For nearly a decade of her 30-year writing career, White Plains resident Carol Sterbenz had an ambitious goal in mind. A prolific and accomplished author on crafts, Sterbenz wanted to pen a detailed and exhaustive book on the subject, a how-to guide and history of the most prominent crafting practices rolled into one.
“I think in 1998, I started understanding that there was this universe of information that wasn’t in one volume anywhere,” said Sterbenz, 67. “I created a book proposal. I created table of contents. And the project was very expensive.”
Sterbenz was trying to figure out a realistic way to bring her project to fruition when in 2006 she received a phone call from Alexis Gargagliano, an editor at Scribner, a division of Simon & Schuster. Gargagliano, who had never worked with or even met Sterbenz, had an idea for a project – a comprehensive book on crafting.
“It was clear we were looking at sort of the same project from different perspectives,” Sterbenz recalls. “I realized I was in this conversation about this book that I had always imagined and loved, and it suddenly had a heartbeat.”
From that point, “Homemade: The Heart and Science of Handcrafts” took five years to write and on Oct. 18 finally hit stores. The nearly 800-page book has chapters on beading, floral arts, paper crafts, hand printing, decoupage, decorative embellishing and children’s arts and crafts. Each chapter contains a memoir from Sterbenz, a history on the particular technique and up to a dozen projects, with the difficulty escalating as each chapter goes on.
“This thorough, inviting, and lucidly written book deserves a place on a shelf in every home,” Cheryl Mendelson, a crafts author herself, wrote in an Amazon.com editorial review. “What makes this book special is its highly knowledgeable update of tradition through contemporary materials and techniques by someone full of ingenuity, who really knows her stuff and has plenty of exciting ideas for projects.”
In a sense, Sterbenz says her entire life has been preparing her to write Homemade. A retired elementary and middle school teacher and the daughter of a German carpenter, Sterbenz’s affinity for crafts goes back to her youth.
“My family believed that we should know how to cultivate a garden, how to embroider, that there were home arts that were very important,” she said. “We were curtailed in terms of TV so handwork was very important.”
Her career in publishing began in the 1970s, when she started submitting her designs to a magazine. Immediately, she was encouraged by the feedback she received.
“I got covers, I got assignments every month,” she said. “It appeared that I had something to offer the reading public. So I started my first book.”
Published in 1980, the book focused on one very specific subject: gnomes. Titled “The Gnomes Book of Christmas Crafts,” it featured everything from how to decorate a Christmas tree the way a gnome might to designs for a gingerbread house. In her writing, she looked to give people guidance but let them do more than follow a blueprint. She wanted to give crafters the technique to make what they wanted, but the freedom to make it their own.
“I thought the format would be fun to work in,” she said. “I think what was sort of interesting to me, and I think what has sort of borne out, is that there’s an emotional component.”
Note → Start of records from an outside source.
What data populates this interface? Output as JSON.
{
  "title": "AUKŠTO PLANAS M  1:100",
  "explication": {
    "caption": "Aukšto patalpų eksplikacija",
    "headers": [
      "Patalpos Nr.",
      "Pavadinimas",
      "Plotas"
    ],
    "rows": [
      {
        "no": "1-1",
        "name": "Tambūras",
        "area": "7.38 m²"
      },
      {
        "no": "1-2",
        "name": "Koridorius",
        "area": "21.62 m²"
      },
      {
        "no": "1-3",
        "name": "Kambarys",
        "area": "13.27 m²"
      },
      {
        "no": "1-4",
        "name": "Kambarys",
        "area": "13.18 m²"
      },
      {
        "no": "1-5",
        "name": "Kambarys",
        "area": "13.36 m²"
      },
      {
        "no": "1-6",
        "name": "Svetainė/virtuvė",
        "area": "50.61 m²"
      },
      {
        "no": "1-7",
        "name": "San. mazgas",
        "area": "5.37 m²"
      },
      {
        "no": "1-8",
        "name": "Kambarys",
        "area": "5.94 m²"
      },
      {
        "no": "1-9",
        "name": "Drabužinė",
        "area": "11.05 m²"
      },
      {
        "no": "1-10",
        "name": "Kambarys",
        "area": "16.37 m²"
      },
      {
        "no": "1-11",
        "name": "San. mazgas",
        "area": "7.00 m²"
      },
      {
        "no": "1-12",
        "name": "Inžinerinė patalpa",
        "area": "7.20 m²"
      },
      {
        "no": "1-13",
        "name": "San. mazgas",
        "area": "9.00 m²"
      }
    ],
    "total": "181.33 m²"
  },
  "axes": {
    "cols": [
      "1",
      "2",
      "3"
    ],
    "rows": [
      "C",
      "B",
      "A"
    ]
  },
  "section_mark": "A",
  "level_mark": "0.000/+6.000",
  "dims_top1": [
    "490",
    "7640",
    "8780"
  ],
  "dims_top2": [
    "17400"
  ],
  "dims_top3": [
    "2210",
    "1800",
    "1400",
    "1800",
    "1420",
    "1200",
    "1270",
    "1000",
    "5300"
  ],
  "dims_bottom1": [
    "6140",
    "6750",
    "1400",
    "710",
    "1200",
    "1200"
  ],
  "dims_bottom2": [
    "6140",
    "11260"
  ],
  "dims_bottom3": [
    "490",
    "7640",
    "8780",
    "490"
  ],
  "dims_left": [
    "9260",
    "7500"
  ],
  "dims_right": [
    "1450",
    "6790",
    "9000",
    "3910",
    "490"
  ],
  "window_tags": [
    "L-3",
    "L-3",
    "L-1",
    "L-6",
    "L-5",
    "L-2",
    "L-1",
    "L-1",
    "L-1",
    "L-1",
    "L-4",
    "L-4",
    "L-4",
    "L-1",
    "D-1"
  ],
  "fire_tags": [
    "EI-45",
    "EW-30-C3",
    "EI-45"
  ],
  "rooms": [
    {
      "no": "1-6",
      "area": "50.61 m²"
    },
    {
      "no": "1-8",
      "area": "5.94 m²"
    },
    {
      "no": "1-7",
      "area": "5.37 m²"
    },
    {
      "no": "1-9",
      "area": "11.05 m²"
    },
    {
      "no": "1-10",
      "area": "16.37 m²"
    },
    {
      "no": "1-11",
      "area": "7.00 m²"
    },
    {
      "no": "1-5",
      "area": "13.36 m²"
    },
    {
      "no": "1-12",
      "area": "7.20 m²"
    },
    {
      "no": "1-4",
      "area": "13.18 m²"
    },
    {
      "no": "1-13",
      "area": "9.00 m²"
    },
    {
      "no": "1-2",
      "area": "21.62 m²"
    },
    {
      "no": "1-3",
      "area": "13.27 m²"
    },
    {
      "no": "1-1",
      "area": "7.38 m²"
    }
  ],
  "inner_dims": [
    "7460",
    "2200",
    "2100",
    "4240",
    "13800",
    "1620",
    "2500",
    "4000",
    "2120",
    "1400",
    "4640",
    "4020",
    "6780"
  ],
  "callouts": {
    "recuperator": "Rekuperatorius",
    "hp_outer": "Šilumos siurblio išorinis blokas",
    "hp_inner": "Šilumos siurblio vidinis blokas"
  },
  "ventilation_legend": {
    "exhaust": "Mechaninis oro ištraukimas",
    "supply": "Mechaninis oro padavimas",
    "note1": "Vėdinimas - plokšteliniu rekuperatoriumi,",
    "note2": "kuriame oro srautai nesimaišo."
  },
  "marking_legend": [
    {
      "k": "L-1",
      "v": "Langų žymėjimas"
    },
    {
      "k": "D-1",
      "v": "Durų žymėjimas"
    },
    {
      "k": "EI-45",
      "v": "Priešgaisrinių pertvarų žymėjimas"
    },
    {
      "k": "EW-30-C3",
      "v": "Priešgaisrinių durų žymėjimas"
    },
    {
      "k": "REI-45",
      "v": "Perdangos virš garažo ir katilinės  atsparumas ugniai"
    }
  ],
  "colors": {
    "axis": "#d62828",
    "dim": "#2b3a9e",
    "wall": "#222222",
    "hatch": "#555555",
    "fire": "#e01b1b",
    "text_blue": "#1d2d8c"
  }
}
In the three decades since, Sterbenz has published 25 books and even founded a magazine, called “Handcraft Illustrated.” She hoped everything she had learned in a lifetime of crafting – both the successes and the failures – could be put to use helping her readers.
“Every technique has been tested 30 or 40 times,” she explained. “So the mistakes that I make are not ones that the reader will need to make.”
Her work has seen growing success over the years. She’s appeared on ABC’s “The View,” NBC’s “The Today Show” and CBS’s Early Show, both promoting her books and lending her crafting expertise.
Her newest book contains around 200 techniques and 75 projects. Sterbenz said she did each one no less than four times, which helps explain why Gargagliano’s original timetable for the book’s release ended up being pushed back. Originally imagined as containing photographs for each piece, Sterbenz instead had the book illustrated by Harry Bates.
When she finally held the finished product in her hands, Sterbenz recalls being speechless.
“It was hard to catch my breath,” she said, and not just because at 775 pages the book is rather heavy.
Sterbenz has launched a website, http://www.makeithomemade.com/, which will soon have tutorials and videos on any kind of craft one can think of. A retired teacher, she’s now looking for ways her two careers can merge.
“I think my mission, definitely, is to teach,” she said. “It’s interesting how life sort of comes full circle, but I think I am sharing what I have learned.”
She already has one success story; her daughter, Genevieve Sterbenz, is also a published crafts writer. Moving forward, Carol Sterbenz plans to work with The Child Care Council of Westchester and hold community crafting events for children in her One City Place apartment building.
“I’ve heard it said that a carpenter with a hammer sees nails everywhere,” Sterbenz says in her book’s introduction. “I say a crafter with imagination sees handcrafts everywhere. I know I do.”
For more information or to purchase Homemade, visit www.makeithomemade.com.